What is being asked => The data below is to be set down again exactly as written.

Data items

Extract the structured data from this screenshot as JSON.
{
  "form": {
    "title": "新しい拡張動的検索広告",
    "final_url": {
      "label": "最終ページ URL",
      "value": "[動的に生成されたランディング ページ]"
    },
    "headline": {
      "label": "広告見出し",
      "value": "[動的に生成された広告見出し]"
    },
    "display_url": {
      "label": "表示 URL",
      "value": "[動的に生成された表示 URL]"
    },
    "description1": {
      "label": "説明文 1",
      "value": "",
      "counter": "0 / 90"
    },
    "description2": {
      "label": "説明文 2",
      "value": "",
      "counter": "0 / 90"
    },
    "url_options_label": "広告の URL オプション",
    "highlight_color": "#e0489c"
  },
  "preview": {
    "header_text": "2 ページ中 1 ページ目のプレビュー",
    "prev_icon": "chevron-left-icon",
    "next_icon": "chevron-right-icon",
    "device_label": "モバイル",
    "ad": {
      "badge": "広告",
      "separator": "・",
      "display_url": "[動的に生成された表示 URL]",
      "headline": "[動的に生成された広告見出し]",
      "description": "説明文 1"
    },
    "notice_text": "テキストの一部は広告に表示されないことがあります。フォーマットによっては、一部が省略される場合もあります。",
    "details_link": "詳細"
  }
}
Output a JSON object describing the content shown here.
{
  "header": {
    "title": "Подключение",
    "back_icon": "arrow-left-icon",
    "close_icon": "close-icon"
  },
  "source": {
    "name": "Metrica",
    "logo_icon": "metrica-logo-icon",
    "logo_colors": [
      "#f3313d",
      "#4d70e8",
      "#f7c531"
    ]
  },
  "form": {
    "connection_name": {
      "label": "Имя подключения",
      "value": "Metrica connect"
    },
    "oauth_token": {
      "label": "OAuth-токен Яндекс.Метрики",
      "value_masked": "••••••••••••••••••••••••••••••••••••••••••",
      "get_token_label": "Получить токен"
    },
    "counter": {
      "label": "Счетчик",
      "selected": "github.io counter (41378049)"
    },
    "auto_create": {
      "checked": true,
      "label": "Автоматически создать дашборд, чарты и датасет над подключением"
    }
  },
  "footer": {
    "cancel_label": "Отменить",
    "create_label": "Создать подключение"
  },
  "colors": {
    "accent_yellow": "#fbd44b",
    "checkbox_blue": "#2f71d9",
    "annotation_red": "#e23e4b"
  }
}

Result of the exercise =>
Extract the structured data from this screenshot as JSON.
{
  "form": {
    "title": "新しい拡張動的検索広告",
    "final_url": {
      "label": "最終ページ URL",
      "value": "[動的に生成されたランディング ページ]"
    },
    "headline": {
      "label": "広告見出し",
      "value": "[動的に生成された広告見出し]"
    },
    "display_url": {
      "label": "表示 URL",
      "value": "[動的に生成された表示 URL]"
    },
    "description1": {
      "label": "説明文 1",
      "value": "",
      "counter": "0 / 90"
    },
    "description2": {
      "label": "説明文 2",
      "value": "",
      "counter": "0 / 90"
    },
    "url_options_label": "広告の URL オプション",
    "highlight_color": "#e0489c"
  },
  "preview": {
    "header_text": "2 ページ中 1 ページ目のプレビュー",
    "prev_icon": "chevron-left-icon",
    "next_icon": "chevron-right-icon",
    "device_label": "モバイル",
    "ad": {
      "badge": "広告",
      "separator": "・",
      "display_url": "[動的に生成された表示 URL]",
      "headline": "[動的に生成された広告見出し]",
      "description": "説明文 1"
    },
    "notice_text": "テキストの一部は広告に表示されないことがあります。フォーマットによっては、一部が省略される場合もあります。",
    "details_link": "詳細"
  }
}
Output a JSON object describing the content shown here.
{
  "header": {
    "title": "Подключение",
    "back_icon": "arrow-left-icon",
    "close_icon": "close-icon"
  },
  "source": {
    "name": "Metrica",
    "logo_icon": "metrica-logo-icon",
    "logo_colors": [
      "#f3313d",
      "#4d70e8",
      "#f7c531"
    ]
  },
  "form": {
    "connection_name": {
      "label": "Имя подключения",
      "value": "Metrica connect"
    },
    "oauth_token": {
      "label": "OAuth-токен Яндекс.Метрики",
      "value_masked": "••••••••••••••••••••••••••••••••••••••••••",
      "get_token_label": "Получить токен"
    },
    "counter": {
      "label": "Счетчик",
      "selected": "github.io counter (41378049)"
    },
    "auto_create": {
      "checked": true,
      "label": "Автоматически создать дашборд, чарты и датасет над подключением"
    }
  },
  "footer": {
    "cancel_label": "Отменить",
    "create_label": "Создать подключение"
  },
  "colors": {
    "accent_yellow": "#fbd44b",
    "checkbox_blue": "#2f71d9",
    "annotation_red": "#e23e4b"
  }
}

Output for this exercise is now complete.